[Stored items from a collection]
◆ ◆ ◆ ◆ ◆

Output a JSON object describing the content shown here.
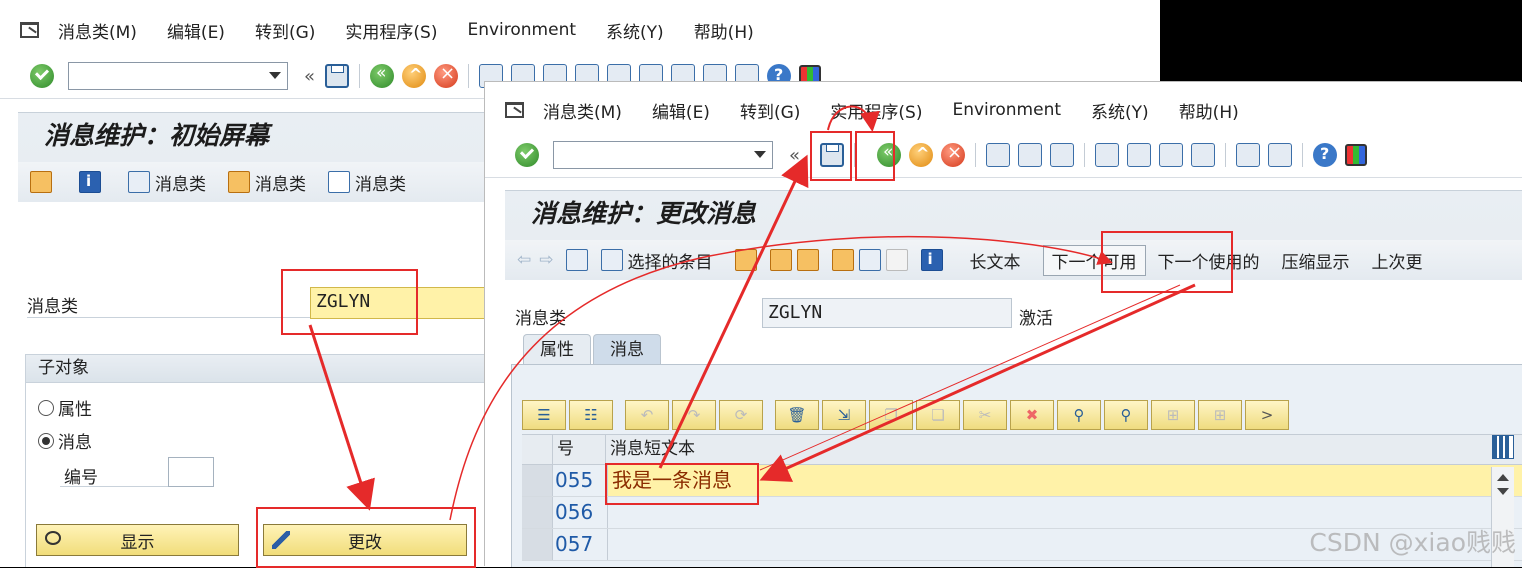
{
  "win1": {
    "menu": [
      "消息类(M)",
      "编辑(E)",
      "转到(G)",
      "实用程序(S)",
      "Environment",
      "系统(Y)",
      "帮助(H)"
    ],
    "screen_title": "消息维护：初始屏幕",
    "appbar": [
      "消息类",
      "消息类",
      "消息类"
    ],
    "field_label": "消息类",
    "field_value": "ZGLYN",
    "group_title": "子对象",
    "radio_attr": "属性",
    "radio_msg": "消息",
    "number_label": "编号",
    "btn_display": "显示",
    "btn_change": "更改"
  },
  "win2": {
    "menu": [
      "消息类(M)",
      "编辑(E)",
      "转到(G)",
      "实用程序(S)",
      "Environment",
      "系统(Y)",
      "帮助(H)"
    ],
    "screen_title": "消息维护：更改消息",
    "appbar": {
      "selected": "选择的条目",
      "long_text": "长文本",
      "next_free": "下一个可用",
      "next_used": "下一个使用的",
      "compress": "压缩显示",
      "last_change": "上次更"
    },
    "field_label": "消息类",
    "field_value": "ZGLYN",
    "status": "激活",
    "tabs": [
      "属性",
      "消息"
    ],
    "tc_more": ">",
    "grid": {
      "col_no": "号",
      "col_text": "消息短文本",
      "rows": [
        {
          "no": "055",
          "text": "我是一条消息"
        },
        {
          "no": "056",
          "text": ""
        },
        {
          "no": "057",
          "text": ""
        }
      ]
    }
  },
  "watermark": "CSDN @xiao贱贱",
  "colors": {
    "annotation": "#e52a2a",
    "input_highlight": "#fff2a8",
    "button": "#f1dd7a"
  }
}
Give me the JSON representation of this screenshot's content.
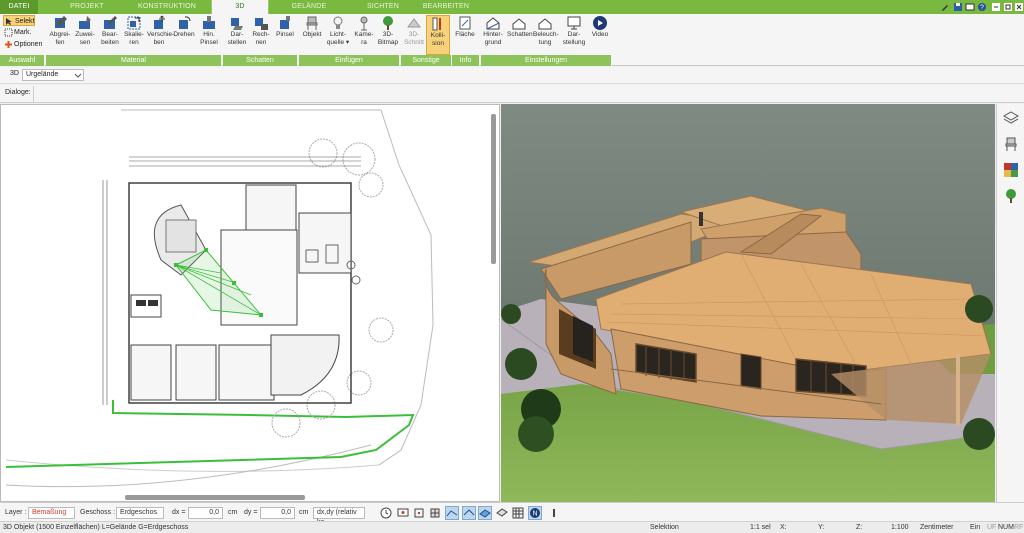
{
  "tabs": [
    {
      "label": "DATEI"
    },
    {
      "label": "PROJEKT"
    },
    {
      "label": "KONSTRUKTION"
    },
    {
      "label": "3D"
    },
    {
      "label": "GELÄNDE"
    },
    {
      "label": "SICHTEN"
    },
    {
      "label": "BEARBEITEN"
    }
  ],
  "auswahl": {
    "items": [
      {
        "label": "Selekt"
      },
      {
        "label": "Mark."
      },
      {
        "label": "Optionen"
      }
    ],
    "group": "Auswahl"
  },
  "groups": {
    "material": "Material",
    "schatten": "Schatten",
    "einfuegen": "Einfügen",
    "sonstige": "Sonstige",
    "info": "Info",
    "einstellungen": "Einstellungen"
  },
  "tools": {
    "abgreifen": "Abgrei-\nfen",
    "zuweisen": "Zuwei-\nsen",
    "bearbeiten": "Bear-\nbeiten",
    "skalieren": "Skalie-\nren",
    "verschieben": "Verschie-\nben",
    "drehen": "Drehen",
    "hinpinsel": "Hin.\nPinsel",
    "darstellen": "Dar-\nstellen",
    "rechnen": "Rech-\nnen",
    "pinsel": "Pinsel",
    "objekt": "Objekt",
    "lichtquelle": "Licht-\nquelle ▾",
    "kamera": "Kame-\nra",
    "bitmap": "3D-\nBitmap",
    "schnitt": "3D-\nSchnitt",
    "kollision": "Kolli-\nsion",
    "flaeche": "Fläche",
    "hintergrund": "Hinter-\ngrund",
    "schatten": "Schatten",
    "beleuchtung": "Beleuch-\ntung",
    "darstellung": "Dar-\nstellung",
    "video": "Video"
  },
  "bar1": {
    "view": "3D",
    "terrain": "Urgelände"
  },
  "bar2": {
    "dialoge": "Dialoge:"
  },
  "bottom": {
    "layer_label": "Layer :",
    "layer_value": "Bemaßung",
    "geschoss_label": "Geschoss :",
    "geschoss_value": "Erdgeschos",
    "dx_label": "dx =",
    "dx_value": "0,0",
    "unit1": "cm",
    "dy_label": "dy =",
    "dy_value": "0,0",
    "unit2": "cm",
    "mode": "dx,dy (relativ ka"
  },
  "status": {
    "info": "3D Objekt (1500 Einzelflächen) L=Gelände G=Erdgeschoss",
    "mode": "Selektion",
    "scale": "1:1 sel",
    "x": "X:",
    "y": "Y:",
    "z": "Z:",
    "ratio": "1:100",
    "unit": "Zentimeter",
    "ein": "Ein",
    "uf": "UF",
    "num": "NUM",
    "rf": "RF"
  },
  "colors": {
    "ribbon_green": "#79b93f",
    "group_green": "#8dc35a",
    "selected": "#f7d27a"
  }
}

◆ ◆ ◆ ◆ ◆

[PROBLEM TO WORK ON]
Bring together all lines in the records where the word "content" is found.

[SOLUTION TO THIS PROBLEM]
Output a JSON object describing the content shown here.
Give me the JSON representation of this screenshot's content.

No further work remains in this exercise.